Sugar Drying
Fresh herbs
Sugar
I prefer raw or turbinado sugar for this. Do not use brown sugars or powdered sugars or stevia or artificial sugars. Granulated white sugar is good, too, if you use it. Layer the fresh, cleaned and dried, undamaged herbs with sugar, covering the herbs completely. Leave them until thoroughly dried – about 3 – 4 weeks. Shake the sugar off and store the herbs in airtight containers. The sugar can be used to sweeten beverages and in cooking or baking. Use sweet herbs for this type of drying: mints, violas, lavender, roses, vanilla beans, pelargonium leaves.
Butters
1 ounce of herbs
1 stick of softened butter
Chop herbs and mix with butter to taste. Divide up into single serving pats or cube sizes large enough for cooking. Freeze. Be sure to label them because if you make lots of different herb butters, they will all look the same once frozen. Thaw the single serving pats before serving, but the cooking cubes can go frozen into the pot or pan.
Oils
3 – 5 5” sprigs of herbs
8 ounces light vegetable oil (sunflower, safflower, olive, peanut…)
Rinse off the herbs and allow them to dry thoroughly. Slightly bruise the herbs and put them into the sterilized bottles. Heat the oil on low, just until warm. Pour the oil into bottles, over herbs. Allow the contents to cool. Seal bottle with a lid or cork. Allow to sit in a cool spot out of direct sunlight, for about 1 week before using.
Strain out any fresh herbs. Dried herbs can remain in the oil, but the oil will stay fresh a bit longer if these too are strained.
Oils should be used within 2 months, maximum. Straining out the herbs and refrigerating will help the oil last longer, but not too much longer than 3 or 4 months.
Good choices for herbal oil infusions include: basil, bay, chives, cilantro, dill, mint, marjoram, oregano, rosemary, savory, tarragon, and thyme.
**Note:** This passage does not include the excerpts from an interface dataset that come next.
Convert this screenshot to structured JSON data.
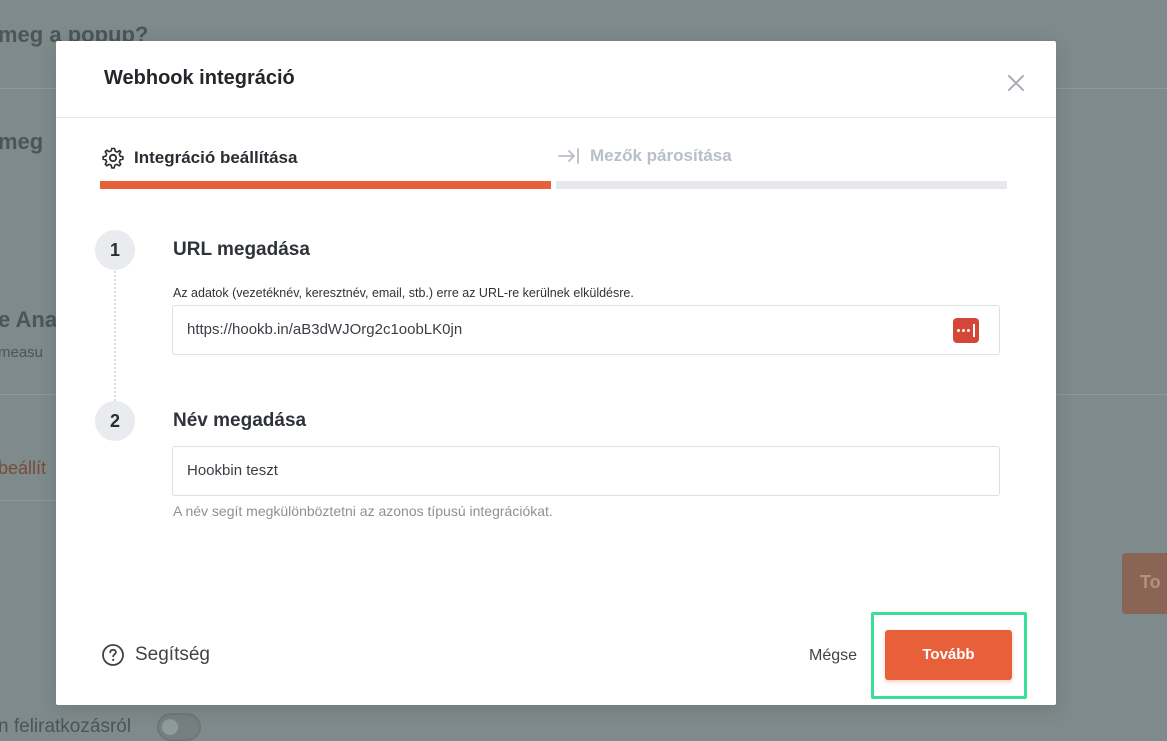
{
  "background": {
    "fragments": [
      "meg a popup?",
      "meg",
      "e Ana",
      "measu",
      "beállít",
      "To",
      "n feliratkozásról"
    ]
  },
  "modal": {
    "title": "Webhook integráció",
    "close_icon": "close-icon",
    "steps_tabs": [
      {
        "label": "Integráció beállítása",
        "icon": "gear-icon",
        "state": "active"
      },
      {
        "label": "Mezők párosítása",
        "icon": "arrow-to-bar-icon",
        "state": "inactive"
      }
    ],
    "progress_completed_fraction": 0.5,
    "accent_color": "#e8603a",
    "step1": {
      "number": "1",
      "title": "URL megadása",
      "label": "Az adatok (vezetéknév, keresztnév, email, stb.) erre az URL-re kerülnek elküldésre.",
      "value": "https://hookb.in/aB3dWJOrg2c1oobLK0jn"
    },
    "step2": {
      "number": "2",
      "title": "Név megadása",
      "value": "Hookbin teszt",
      "hint": "A név segít megkülönböztetni az azonos típusú integrációkat."
    },
    "footer": {
      "help_label": "Segítség",
      "cancel_label": "Mégse",
      "next_label": "Tovább"
    }
  }
}
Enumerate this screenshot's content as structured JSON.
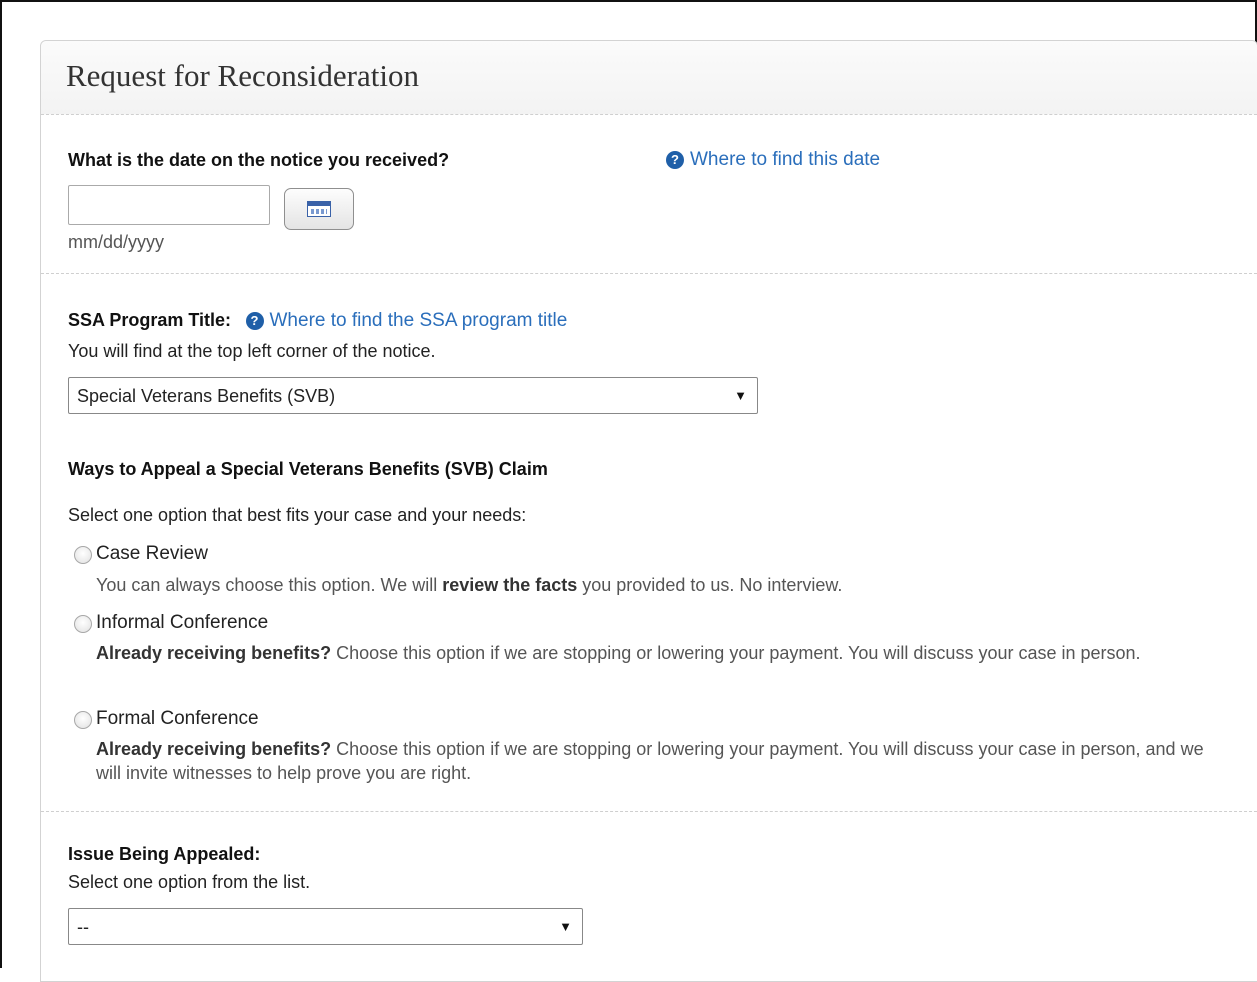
{
  "panel": {
    "title": "Request for Reconsideration"
  },
  "date_section": {
    "question": "What is the date on the notice you received?",
    "help_link": "Where to find this date",
    "input_value": "",
    "format_hint": "mm/dd/yyyy",
    "calendar_icon": "calendar-icon"
  },
  "program_section": {
    "label": "SSA Program Title:",
    "help_link": "Where to find the SSA program title",
    "hint": "You will find at the top left corner of the notice.",
    "selected": "Special Veterans Benefits (SVB)"
  },
  "appeal_section": {
    "heading": "Ways to Appeal a Special Veterans Benefits (SVB) Claim",
    "instruction": "Select one option that best fits your case and your needs:",
    "options": [
      {
        "label": "Case Review",
        "desc_pre": "You can always choose this option. We will ",
        "desc_bold": "review the facts",
        "desc_post": " you provided to us. No interview."
      },
      {
        "label": "Informal Conference",
        "desc_bold": "Already receiving benefits?",
        "desc_post": " Choose this option if we are stopping or lowering your payment. You will discuss your case in person."
      },
      {
        "label": "Formal Conference",
        "desc_bold": "Already receiving benefits?",
        "desc_post": " Choose this option if we are stopping or lowering your payment. You will discuss your case in person, and we will invite witnesses to help prove you are right."
      }
    ]
  },
  "issue_section": {
    "label": "Issue Being Appealed:",
    "hint": "Select one option from the list.",
    "selected": "--"
  },
  "colors": {
    "link": "#2a6ebb",
    "help_icon": "#1f5fa8"
  }
}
Vinegars
2 – 3 5” sprigs of fresh herbs (a single herb or a combination)
OR
¼ cup dried herbs (single or combination)
1 cup vinegar
If using pungent herbs like garlic, onions, or peppers, use 1 clove or 1 small pepper per cup of vinegar – unless you’re making pepper sauce, then pack the jar with peppers, a garlic clove or two, a pearl onion or two, and then the vinegar.
To make: put the herbs in a sterilized jar. Gently warm the vinegar, then pour it over the herbs. Seal the jar and let it steep for a week or two. Strain out the herbs. If you want a decorative touch of herbs in the jar, add a fresh sprig or three of herbs to the jar.
Use these vinegars fairly quickly for maximum flavor. If kept in a dark cabinet, they can last up to a year.
Some vinegars are better with certain herbs, although any vinegar will work for most herbs.
White and white wine vinegar: borage, dill, savory, sage, basil, lavender, fennel, parsley, rosemary, tarragon, thyme, garlic, onions, peppers, chives
Red Wine Vinegar: basil, oregano, thyme, garlic, peppers
Cider vinegar: lovage, orange peels, raspberry, lavender blossoms
Alegar: peppers, garlic, onions, chives, sage, dill,
Rice vinegar: parsley, dill, savory, sage, rosemary, purple basil, tarragon, thyme, garlic
Use herbal vinegars for meat marinades, tomatoes or cucumber dishes, salad dressings, bean salads, potato salads, soups, stews, or sauces.